### REQUIREMENT:
Type out the records again, exactly as they are.
+-------+
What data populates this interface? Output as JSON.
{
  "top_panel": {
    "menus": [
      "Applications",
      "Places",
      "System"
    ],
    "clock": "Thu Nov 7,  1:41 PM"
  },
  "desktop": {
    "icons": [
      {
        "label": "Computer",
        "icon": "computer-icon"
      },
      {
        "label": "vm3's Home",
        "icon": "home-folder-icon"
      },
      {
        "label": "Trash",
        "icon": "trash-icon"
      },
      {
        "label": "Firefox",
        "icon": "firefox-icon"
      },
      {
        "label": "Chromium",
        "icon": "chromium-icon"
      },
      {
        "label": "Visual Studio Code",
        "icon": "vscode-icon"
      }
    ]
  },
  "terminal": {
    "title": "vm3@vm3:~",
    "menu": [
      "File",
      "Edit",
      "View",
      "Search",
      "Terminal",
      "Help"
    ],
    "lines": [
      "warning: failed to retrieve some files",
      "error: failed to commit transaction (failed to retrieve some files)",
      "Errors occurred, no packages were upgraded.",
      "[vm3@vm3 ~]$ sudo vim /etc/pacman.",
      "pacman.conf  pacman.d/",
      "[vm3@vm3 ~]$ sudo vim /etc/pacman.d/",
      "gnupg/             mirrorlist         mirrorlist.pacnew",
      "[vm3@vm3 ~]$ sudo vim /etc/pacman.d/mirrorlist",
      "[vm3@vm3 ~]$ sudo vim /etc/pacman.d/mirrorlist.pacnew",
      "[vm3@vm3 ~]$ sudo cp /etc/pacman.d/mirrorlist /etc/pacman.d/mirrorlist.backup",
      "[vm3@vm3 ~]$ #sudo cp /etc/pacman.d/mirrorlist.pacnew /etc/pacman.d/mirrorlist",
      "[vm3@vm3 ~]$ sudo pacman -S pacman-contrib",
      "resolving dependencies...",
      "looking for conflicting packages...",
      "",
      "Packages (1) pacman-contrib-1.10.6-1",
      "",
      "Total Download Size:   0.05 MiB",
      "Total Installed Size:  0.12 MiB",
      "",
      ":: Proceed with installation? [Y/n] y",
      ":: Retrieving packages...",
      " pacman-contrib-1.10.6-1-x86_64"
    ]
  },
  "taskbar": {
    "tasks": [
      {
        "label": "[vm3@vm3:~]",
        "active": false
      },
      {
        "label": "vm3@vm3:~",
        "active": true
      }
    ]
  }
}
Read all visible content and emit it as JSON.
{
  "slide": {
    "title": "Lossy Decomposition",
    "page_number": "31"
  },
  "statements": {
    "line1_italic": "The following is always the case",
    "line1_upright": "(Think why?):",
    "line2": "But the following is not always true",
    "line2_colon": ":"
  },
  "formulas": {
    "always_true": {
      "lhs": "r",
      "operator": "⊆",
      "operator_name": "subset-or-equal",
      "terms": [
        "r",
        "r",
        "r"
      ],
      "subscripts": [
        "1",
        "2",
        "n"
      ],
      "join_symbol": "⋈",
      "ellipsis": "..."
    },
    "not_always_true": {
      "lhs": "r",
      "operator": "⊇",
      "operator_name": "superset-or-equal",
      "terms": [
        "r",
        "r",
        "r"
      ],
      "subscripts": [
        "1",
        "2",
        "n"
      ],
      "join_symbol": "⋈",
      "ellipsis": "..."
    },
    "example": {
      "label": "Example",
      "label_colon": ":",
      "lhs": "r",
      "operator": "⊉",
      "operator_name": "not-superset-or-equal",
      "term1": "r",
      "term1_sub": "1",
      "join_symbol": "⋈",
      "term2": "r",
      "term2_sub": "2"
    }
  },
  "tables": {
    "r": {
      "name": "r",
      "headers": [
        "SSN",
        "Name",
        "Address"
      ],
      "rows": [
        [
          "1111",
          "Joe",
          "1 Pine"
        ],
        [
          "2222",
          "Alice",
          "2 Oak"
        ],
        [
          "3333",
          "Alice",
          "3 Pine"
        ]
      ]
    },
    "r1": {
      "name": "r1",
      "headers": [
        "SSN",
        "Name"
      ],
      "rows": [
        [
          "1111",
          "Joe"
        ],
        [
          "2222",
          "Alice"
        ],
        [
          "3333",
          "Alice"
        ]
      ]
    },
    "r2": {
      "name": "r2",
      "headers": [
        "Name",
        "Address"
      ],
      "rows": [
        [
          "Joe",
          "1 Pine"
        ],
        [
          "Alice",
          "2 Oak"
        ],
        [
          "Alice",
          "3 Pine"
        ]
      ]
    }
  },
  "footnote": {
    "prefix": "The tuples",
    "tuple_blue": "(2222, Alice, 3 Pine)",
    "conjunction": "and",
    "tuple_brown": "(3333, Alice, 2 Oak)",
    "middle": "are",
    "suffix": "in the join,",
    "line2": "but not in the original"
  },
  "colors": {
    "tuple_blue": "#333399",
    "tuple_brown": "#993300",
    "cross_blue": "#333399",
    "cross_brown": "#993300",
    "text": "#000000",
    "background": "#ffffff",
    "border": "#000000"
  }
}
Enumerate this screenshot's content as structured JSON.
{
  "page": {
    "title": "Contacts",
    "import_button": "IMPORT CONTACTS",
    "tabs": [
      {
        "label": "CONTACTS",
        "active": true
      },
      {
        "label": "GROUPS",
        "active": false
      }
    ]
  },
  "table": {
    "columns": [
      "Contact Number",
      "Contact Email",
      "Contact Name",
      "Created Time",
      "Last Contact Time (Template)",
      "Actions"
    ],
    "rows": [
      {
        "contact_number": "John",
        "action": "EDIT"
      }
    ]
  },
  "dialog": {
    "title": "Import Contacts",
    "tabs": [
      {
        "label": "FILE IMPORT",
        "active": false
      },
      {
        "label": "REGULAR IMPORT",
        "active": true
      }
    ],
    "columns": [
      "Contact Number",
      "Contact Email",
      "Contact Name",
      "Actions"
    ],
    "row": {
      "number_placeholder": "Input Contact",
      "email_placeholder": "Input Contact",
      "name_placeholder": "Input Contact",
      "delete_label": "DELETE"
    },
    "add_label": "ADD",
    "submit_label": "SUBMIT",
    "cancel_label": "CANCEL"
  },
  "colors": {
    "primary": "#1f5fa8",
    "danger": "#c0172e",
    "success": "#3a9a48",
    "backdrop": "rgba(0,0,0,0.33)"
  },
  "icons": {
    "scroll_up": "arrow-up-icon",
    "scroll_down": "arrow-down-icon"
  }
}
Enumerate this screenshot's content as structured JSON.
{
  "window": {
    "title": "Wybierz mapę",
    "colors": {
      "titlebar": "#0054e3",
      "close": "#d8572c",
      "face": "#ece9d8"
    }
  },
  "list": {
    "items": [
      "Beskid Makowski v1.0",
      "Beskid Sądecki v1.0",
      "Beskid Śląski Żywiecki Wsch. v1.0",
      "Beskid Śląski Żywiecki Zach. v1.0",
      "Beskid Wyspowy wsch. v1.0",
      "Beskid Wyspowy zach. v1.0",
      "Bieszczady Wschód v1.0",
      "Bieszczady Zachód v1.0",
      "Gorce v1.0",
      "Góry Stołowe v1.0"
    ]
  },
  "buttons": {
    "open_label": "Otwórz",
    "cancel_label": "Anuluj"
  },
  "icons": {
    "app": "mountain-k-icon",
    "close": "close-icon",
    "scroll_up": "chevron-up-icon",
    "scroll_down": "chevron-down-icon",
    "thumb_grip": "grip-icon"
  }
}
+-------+
### ANSWER SPACE:
What data populates this interface? Output as JSON.
{
  "top_panel": {
    "menus": [
      "Applications",
      "Places",
      "System"
    ],
    "clock": "Thu Nov 7,  1:41 PM"
  },
  "desktop": {
    "icons": [
      {
        "label": "Computer",
        "icon": "computer-icon"
      },
      {
        "label": "vm3's Home",
        "icon": "home-folder-icon"
      },
      {
        "label": "Trash",
        "icon": "trash-icon"
      },
      {
        "label": "Firefox",
        "icon": "firefox-icon"
      },
      {
        "label": "Chromium",
        "icon": "chromium-icon"
      },
      {
        "label": "Visual Studio Code",
        "icon": "vscode-icon"
      }
    ]
  },
  "terminal": {
    "title": "vm3@vm3:~",
    "menu": [
      "File",
      "Edit",
      "View",
      "Search",
      "Terminal",
      "Help"
    ],
    "lines": [
      "warning: failed to retrieve some files",
      "error: failed to commit transaction (failed to retrieve some files)",
      "Errors occurred, no packages were upgraded.",
      "[vm3@vm3 ~]$ sudo vim /etc/pacman.",
      "pacman.conf  pacman.d/",
      "[vm3@vm3 ~]$ sudo vim /etc/pacman.d/",
      "gnupg/             mirrorlist         mirrorlist.pacnew",
      "[vm3@vm3 ~]$ sudo vim /etc/pacman.d/mirrorlist",
      "[vm3@vm3 ~]$ sudo vim /etc/pacman.d/mirrorlist.pacnew",
      "[vm3@vm3 ~]$ sudo cp /etc/pacman.d/mirrorlist /etc/pacman.d/mirrorlist.backup",
      "[vm3@vm3 ~]$ #sudo cp /etc/pacman.d/mirrorlist.pacnew /etc/pacman.d/mirrorlist",
      "[vm3@vm3 ~]$ sudo pacman -S pacman-contrib",
      "resolving dependencies...",
      "looking for conflicting packages...",
      "",
      "Packages (1) pacman-contrib-1.10.6-1",
      "",
      "Total Download Size:   0.05 MiB",
      "Total Installed Size:  0.12 MiB",
      "",
      ":: Proceed with installation? [Y/n] y",
      ":: Retrieving packages...",
      " pacman-contrib-1.10.6-1-x86_64"
    ]
  },
  "taskbar": {
    "tasks": [
      {
        "label": "[vm3@vm3:~]",
        "active": false
      },
      {
        "label": "vm3@vm3:~",
        "active": true
      }
    ]
  }
}
Read all visible content and emit it as JSON.
{
  "slide": {
    "title": "Lossy Decomposition",
    "page_number": "31"
  },
  "statements": {
    "line1_italic": "The following is always the case",
    "line1_upright": "(Think why?):",
    "line2": "But the following is not always true",
    "line2_colon": ":"
  },
  "formulas": {
    "always_true": {
      "lhs": "r",
      "operator": "⊆",
      "operator_name": "subset-or-equal",
      "terms": [
        "r",
        "r",
        "r"
      ],
      "subscripts": [
        "1",
        "2",
        "n"
      ],
      "join_symbol": "⋈",
      "ellipsis": "..."
    },
    "not_always_true": {
      "lhs": "r",
      "operator": "⊇",
      "operator_name": "superset-or-equal",
      "terms": [
        "r",
        "r",
        "r"
      ],
      "subscripts": [
        "1",
        "2",
        "n"
      ],
      "join_symbol": "⋈",
      "ellipsis": "..."
    },
    "example": {
      "label": "Example",
      "label_colon": ":",
      "lhs": "r",
      "operator": "⊉",
      "operator_name": "not-superset-or-equal",
      "term1": "r",
      "term1_sub": "1",
      "join_symbol": "⋈",
      "term2": "r",
      "term2_sub": "2"
    }
  },
  "tables": {
    "r": {
      "name": "r",
      "headers": [
        "SSN",
        "Name",
        "Address"
      ],
      "rows": [
        [
          "1111",
          "Joe",
          "1 Pine"
        ],
        [
          "2222",
          "Alice",
          "2 Oak"
        ],
        [
          "3333",
          "Alice",
          "3 Pine"
        ]
      ]
    },
    "r1": {
      "name": "r1",
      "headers": [
        "SSN",
        "Name"
      ],
      "rows": [
        [
          "1111",
          "Joe"
        ],
        [
          "2222",
          "Alice"
        ],
        [
          "3333",
          "Alice"
        ]
      ]
    },
    "r2": {
      "name": "r2",
      "headers": [
        "Name",
        "Address"
      ],
      "rows": [
        [
          "Joe",
          "1 Pine"
        ],
        [
          "Alice",
          "2 Oak"
        ],
        [
          "Alice",
          "3 Pine"
        ]
      ]
    }
  },
  "footnote": {
    "prefix": "The tuples",
    "tuple_blue": "(2222, Alice, 3 Pine)",
    "conjunction": "and",
    "tuple_brown": "(3333, Alice, 2 Oak)",
    "middle": "are",
    "suffix": "in the join,",
    "line2": "but not in the original"
  },
  "colors": {
    "tuple_blue": "#333399",
    "tuple_brown": "#993300",
    "cross_blue": "#333399",
    "cross_brown": "#993300",
    "text": "#000000",
    "background": "#ffffff",
    "border": "#000000"
  }
}
Enumerate this screenshot's content as structured JSON.
{
  "page": {
    "title": "Contacts",
    "import_button": "IMPORT CONTACTS",
    "tabs": [
      {
        "label": "CONTACTS",
        "active": true
      },
      {
        "label": "GROUPS",
        "active": false
      }
    ]
  },
  "table": {
    "columns": [
      "Contact Number",
      "Contact Email",
      "Contact Name",
      "Created Time",
      "Last Contact Time (Template)",
      "Actions"
    ],
    "rows": [
      {
        "contact_number": "John",
        "action": "EDIT"
      }
    ]
  },
  "dialog": {
    "title": "Import Contacts",
    "tabs": [
      {
        "label": "FILE IMPORT",
        "active": false
      },
      {
        "label": "REGULAR IMPORT",
        "active": true
      }
    ],
    "columns": [
      "Contact Number",
      "Contact Email",
      "Contact Name",
      "Actions"
    ],
    "row": {
      "number_placeholder": "Input Contact",
      "email_placeholder": "Input Contact",
      "name_placeholder": "Input Contact",
      "delete_label": "DELETE"
    },
    "add_label": "ADD",
    "submit_label": "SUBMIT",
    "cancel_label": "CANCEL"
  },
  "colors": {
    "primary": "#1f5fa8",
    "danger": "#c0172e",
    "success": "#3a9a48",
    "backdrop": "rgba(0,0,0,0.33)"
  },
  "icons": {
    "scroll_up": "arrow-up-icon",
    "scroll_down": "arrow-down-icon"
  }
}
Enumerate this screenshot's content as structured JSON.
{
  "window": {
    "title": "Wybierz mapę",
    "colors": {
      "titlebar": "#0054e3",
      "close": "#d8572c",
      "face": "#ece9d8"
    }
  },
  "list": {
    "items": [
      "Beskid Makowski v1.0",
      "Beskid Sądecki v1.0",
      "Beskid Śląski Żywiecki Wsch. v1.0",
      "Beskid Śląski Żywiecki Zach. v1.0",
      "Beskid Wyspowy wsch. v1.0",
      "Beskid Wyspowy zach. v1.0",
      "Bieszczady Wschód v1.0",
      "Bieszczady Zachód v1.0",
      "Gorce v1.0",
      "Góry Stołowe v1.0"
    ]
  },
  "buttons": {
    "open_label": "Otwórz",
    "cancel_label": "Anuluj"
  },
  "icons": {
    "app": "mountain-k-icon",
    "close": "close-icon",
    "scroll_up": "chevron-up-icon",
    "scroll_down": "chevron-down-icon",
    "thumb_grip": "grip-icon"
  }
}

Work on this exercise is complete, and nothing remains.